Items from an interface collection
>>>>

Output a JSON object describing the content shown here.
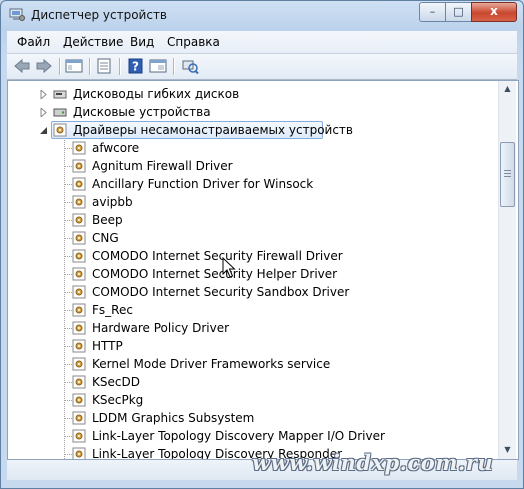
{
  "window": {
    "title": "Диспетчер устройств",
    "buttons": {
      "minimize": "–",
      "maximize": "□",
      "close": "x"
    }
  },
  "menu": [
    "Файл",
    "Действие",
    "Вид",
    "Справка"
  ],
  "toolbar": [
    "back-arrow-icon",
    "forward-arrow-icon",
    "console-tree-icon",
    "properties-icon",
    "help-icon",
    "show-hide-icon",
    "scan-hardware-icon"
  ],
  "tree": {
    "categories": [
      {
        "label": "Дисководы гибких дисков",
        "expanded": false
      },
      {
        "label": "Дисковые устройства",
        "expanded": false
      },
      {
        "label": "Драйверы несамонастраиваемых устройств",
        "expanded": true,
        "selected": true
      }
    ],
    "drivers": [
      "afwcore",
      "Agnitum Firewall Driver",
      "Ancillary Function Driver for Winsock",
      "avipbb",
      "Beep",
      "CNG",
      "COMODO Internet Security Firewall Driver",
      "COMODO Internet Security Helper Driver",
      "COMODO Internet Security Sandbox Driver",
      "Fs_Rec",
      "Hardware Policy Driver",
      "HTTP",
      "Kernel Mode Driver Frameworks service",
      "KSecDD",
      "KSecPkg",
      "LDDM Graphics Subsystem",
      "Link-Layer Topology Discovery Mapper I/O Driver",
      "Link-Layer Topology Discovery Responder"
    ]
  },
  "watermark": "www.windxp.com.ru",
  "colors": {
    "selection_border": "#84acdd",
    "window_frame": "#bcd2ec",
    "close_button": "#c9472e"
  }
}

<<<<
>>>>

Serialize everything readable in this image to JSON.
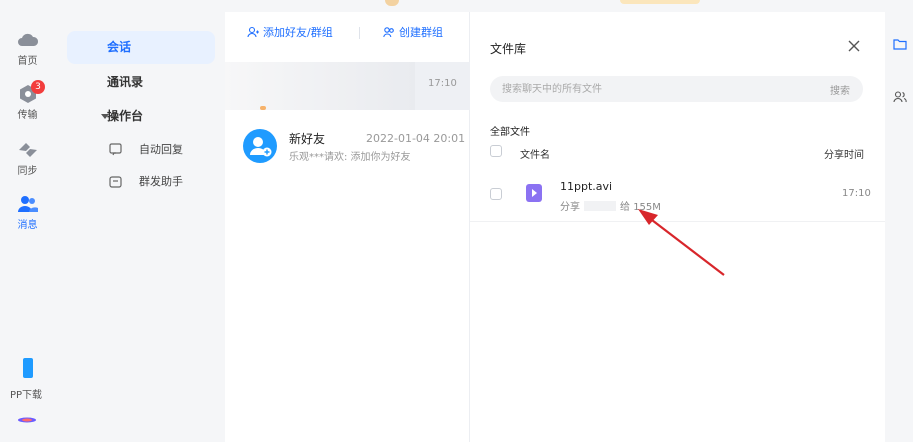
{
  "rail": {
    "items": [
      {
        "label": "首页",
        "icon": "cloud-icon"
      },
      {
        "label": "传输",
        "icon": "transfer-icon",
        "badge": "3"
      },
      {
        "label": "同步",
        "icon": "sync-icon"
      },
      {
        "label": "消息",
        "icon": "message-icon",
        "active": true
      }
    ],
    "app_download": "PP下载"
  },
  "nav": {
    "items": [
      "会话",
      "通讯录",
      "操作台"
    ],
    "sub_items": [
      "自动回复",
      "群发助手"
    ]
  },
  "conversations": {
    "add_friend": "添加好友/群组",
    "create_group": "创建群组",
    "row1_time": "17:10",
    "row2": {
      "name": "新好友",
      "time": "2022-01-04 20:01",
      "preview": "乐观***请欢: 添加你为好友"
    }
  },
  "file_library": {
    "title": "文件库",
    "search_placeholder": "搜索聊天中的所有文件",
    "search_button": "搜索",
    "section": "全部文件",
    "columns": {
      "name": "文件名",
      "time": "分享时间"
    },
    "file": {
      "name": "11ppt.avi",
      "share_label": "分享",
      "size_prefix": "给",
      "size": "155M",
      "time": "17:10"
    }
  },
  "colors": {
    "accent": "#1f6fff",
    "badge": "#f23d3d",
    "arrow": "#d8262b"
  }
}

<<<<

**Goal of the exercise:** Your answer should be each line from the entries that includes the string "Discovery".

**Problem solution:**
      "Link-Layer Topology Discovery Mapper I/O Driver",
      "Link-Layer Topology Discovery Responder"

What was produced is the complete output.